## WORK REQUEST
After reading the data below, copy out every line that contains the word "using".
--- DATASET EXCERPTS Enclosed Below ---
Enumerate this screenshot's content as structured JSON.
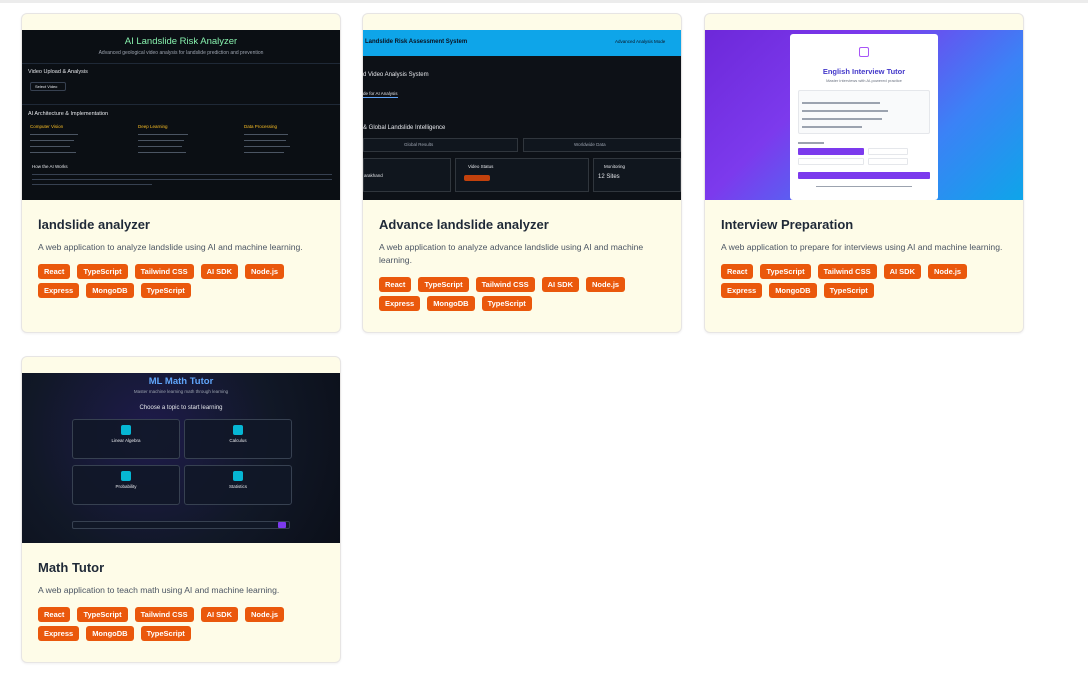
{
  "projects": [
    {
      "title": "landslide analyzer",
      "description": "A web application to analyze landslide using AI and machine learning.",
      "tags": [
        "React",
        "TypeScript",
        "Tailwind CSS",
        "AI SDK",
        "Node.js",
        "Express",
        "MongoDB",
        "TypeScript"
      ],
      "preview": {
        "heading": "AI Landslide Risk Analyzer",
        "subheading": "Advanced geological video analysis for landslide prediction and prevention",
        "upload_section": "Video Upload & Analysis",
        "upload_button": "Select Video",
        "arch_section": "AI Architecture & Implementation",
        "col1": "Computer Vision",
        "col2": "Deep Learning",
        "col3": "Data Processing",
        "how_it_works": "How the AI Works"
      }
    },
    {
      "title": "Advance landslide analyzer",
      "description": "A web application to analyze advance landslide using AI and machine learning.",
      "tags": [
        "React",
        "TypeScript",
        "Tailwind CSS",
        "AI SDK",
        "Node.js",
        "Express",
        "MongoDB",
        "TypeScript"
      ],
      "preview": {
        "bar_title": "Landslide Risk Assessment System",
        "bar_right": "Advanced Analysis Mode",
        "section1": "d Video Analysis System",
        "tab": "de for AI Analysis",
        "section2": "& Global Landslide Intelligence",
        "btn1": "Global Results",
        "btn2": "Worldwide Data",
        "stat1_label": "arakhand",
        "stat2_label": "Video Status",
        "stat3_label": "Monitoring",
        "stat3_value": "12 Sites"
      }
    },
    {
      "title": "Interview Preparation",
      "description": "A web application to prepare for interviews using AI and machine learning.",
      "tags": [
        "React",
        "TypeScript",
        "Tailwind CSS",
        "AI SDK",
        "Node.js",
        "Express",
        "MongoDB",
        "TypeScript"
      ],
      "preview": {
        "heading": "English Interview Tutor",
        "subheading": "Master interviews with AI-powered practice"
      }
    },
    {
      "title": "Math Tutor",
      "description": "A web application to teach math using AI and machine learning.",
      "tags": [
        "React",
        "TypeScript",
        "Tailwind CSS",
        "AI SDK",
        "Node.js",
        "Express",
        "MongoDB",
        "TypeScript"
      ],
      "preview": {
        "heading": "ML Math Tutor",
        "subheading": "Master machine learning math through learning",
        "choose": "Choose a topic to start learning",
        "topics": [
          "Linear Algebra",
          "Calculus",
          "Probability",
          "Statistics"
        ]
      }
    }
  ],
  "colors": {
    "tag_bg": "#ea580c",
    "card_bg": "#fefce8"
  }
}
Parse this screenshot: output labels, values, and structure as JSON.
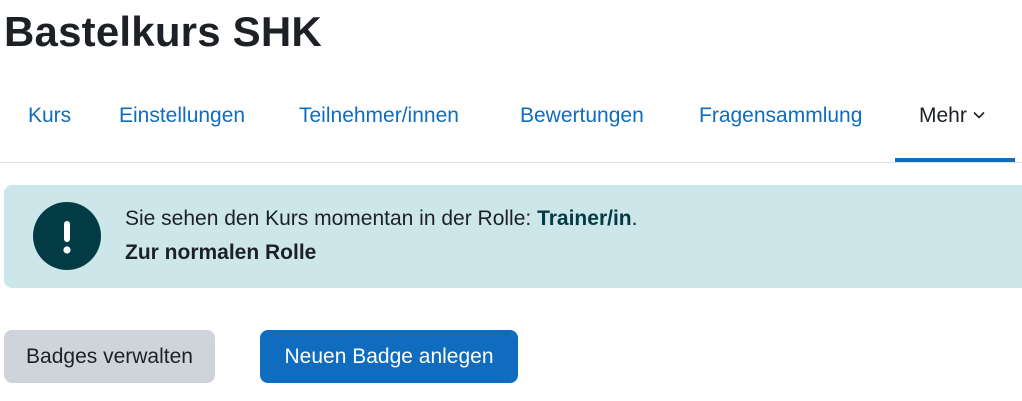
{
  "page": {
    "title": "Bastelkurs SHK"
  },
  "nav": {
    "items": [
      {
        "label": "Kurs"
      },
      {
        "label": "Einstellungen"
      },
      {
        "label": "Teilnehmer/innen"
      },
      {
        "label": "Bewertungen"
      },
      {
        "label": "Fragensammlung"
      },
      {
        "label": "Mehr"
      }
    ]
  },
  "alert": {
    "icon": "exclamation-icon",
    "message_prefix": "Sie sehen den Kurs momentan in der Rolle: ",
    "role": "Trainer/in",
    "message_suffix": ".",
    "link_label": "Zur normalen Rolle"
  },
  "actions": {
    "manage_badges": "Badges verwalten",
    "new_badge": "Neuen Badge anlegen"
  },
  "colors": {
    "primary": "#0f6cbf",
    "alert_bg": "#cce6ea",
    "alert_icon_bg": "#033b45",
    "secondary_button": "#ced4da"
  }
}
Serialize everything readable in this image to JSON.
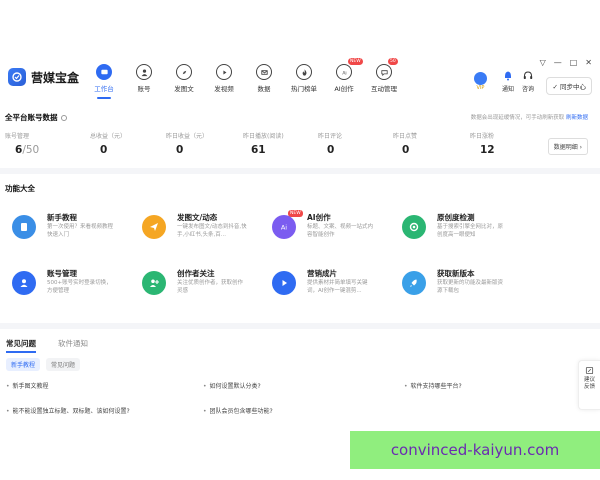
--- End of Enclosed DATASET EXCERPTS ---
## EXERCISE SOLUTION
      "description": "A web application to analyze landslide using AI and machine learning.",
      "description": "A web application to analyze advance landslide using AI and machine learning.",
      "description": "A web application to prepare for interviews using AI and machine learning.",
      "description": "A web application to teach math using AI and machine learning.",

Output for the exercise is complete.